Consumer Advisory Committee
I am a mother, a sister, a daughter in law, a friend of many and an Elementary teacher. I have two wonderful children, 21 and 17. I love to ski, dance, sing, travel, read, and walk my dog. Six years ago my life changed for ever... My beloved husband was diagnosed with a very serious germ cell cancer. We tried everything, traditional and alternative, for 16 months. Through therapy, yoga, meditation and the love of friends and family, we moved towards Daryl's death with dignity, grace and a deep spiritual growth. There have been many challenges to overcome: learning to parent my children without their father, continuing to show my children that life still is wonderful, and keeping the memories alive without stirring up the swamp full of sadness. For the most part, I believe we are very successful but ... we will never be the same.
Len is the Facilitator (Chair) of the Vancouver Prostate Support and Awareness Group known as Vancouver PSA Group. He is also a director of the British Columbia Foundation for Prostate Disease, and Director of the Canadian Prostate Cancer Network. He has also served as a community representative on the Board of the Canadian Cancer Society, BC & Yukon Division.
Len is involved in a number of other activities including a member of Stewards and Church Council at his church, the Wheels to Meals program for seniors in Burnaby, Board Chair for the Marriage Project and member of the Ethics Committee at the BC Cancer Agency, Vancouver Treatment Centre.
Prior to his retirement in 1994, Len was an employee of Canada Mortgage & Housing Corporation where he was responsible for the Loan Insurance Programs for the BC & Yukon Region.
Len was diagnosed with Prostate Cancer in May of 1992, chose surgery as his treatment option and has had no reoccurrence of the disease to date but does suffer from the side effects of the treatment.

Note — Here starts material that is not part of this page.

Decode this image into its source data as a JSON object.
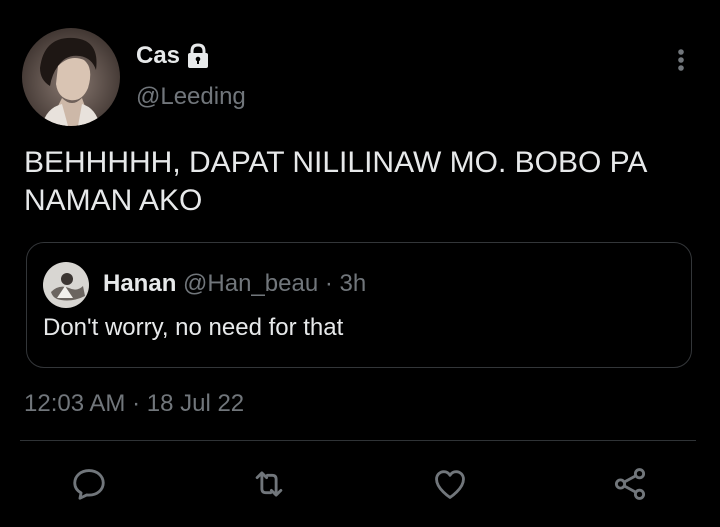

Len is married with two adult children and enjoys woodworking for a hobby.
Brenda Hochachka B.Sc.emigrated from England in 1969 to work in the Cancer Research Center which was located at UBC before it moved to W 10th Ave.I am a widow with three grown children,my husband had a difficult 3 years with prostate cancer and lymphoma and died at home in 2002 after 19 weeks in the BCCA,Vancouver Hospital and G.F.Strong.
I have been treated for pre-menopausal breast cancer twice,in 1983 and 1993 and have had bi-lateral mastectomies,chemotherapy,oophorectomy and Tamoxifen. I was a volunteer with the CCS on the Information Service phone line for 16yrs, with their speakers bureau and at Camp Goodtimes for children with cancer.I served on a communications committee for the Screening Mammography Program as well as doing two different projects with the UBC Medical students training in communication skills.I have been a presenter at cancer conferences,one at the BCCA on issues around genetic testing and also one on issues surrounding breast reconstruction.I was an organizer of the[now discontinued] Dunbar breast cancer support group.Since 1996 I have been involved with Abreast In A Boat,a dragonboat team/society for women with breast cancer,as the inaugural captain and president.I now have a volunteer job with the START study on breast cancer and exercise which is a joint project between the BCCA and UBC Sports Medicine to study the effect of aerobic and resistance training on women while they are undergoing chemotherapy for breast cancer.
I am interested professionally and personally in the goals of this research project . I have worked in health communications for over 20 years, both in the hospital setting and as a consultant. My work includes programs in child and adolescent health promotion, enhancing collaboration between care providers and parents of chronically ill children, and raising awareness about over-use of antibiotics in the development of antibiotic resistance. I have also volunteered on several cancer-related research projects as a patient representative.
When I was diagnosed with metastatic breast cancer in 2001, I realized first-hand the importance of clear communication at a time of physicial and emotional turmoil. While I feel that information about my diagnosis, prognosis and treatment has been sensitively communicated and appropriate, I have met many other patients who did not have positive experiences. I see a particular need to improve communication between care providers and patients who have cultural or language barriers to understanding their illness and care. There is also a need to improve communication links among the various specialists and the family physician involved in a patient's care. My needs have changed during nearly five years of treatment through the BC Cancer Agency, so I am pleased that this project proposes to follow patients over a period of time. I believe that the project is important and timely, and that it will improve the experience of cancer care for many patients amd families.
George Main George (B.Sc. UBC '68, M.Ed. UBC '73)
is a retired Elementary School Principal from Langley School District where he worked as a teacher and principal for 34 years. He has survived both Prostate Cancer and Bladder Cancer, and works on the Executive of the Surrey Prostate Cancer Support Group developing workshops and discussion sessions for Prostate Cancer Patients. George is also a member of the Board of Directors of the B.C. Foundation for Prostate Disease and is part of the Foundation's Communication Committee.
In non-cancer activities George is a Director and Treasurer of the "Langley Family and Youth Services Society."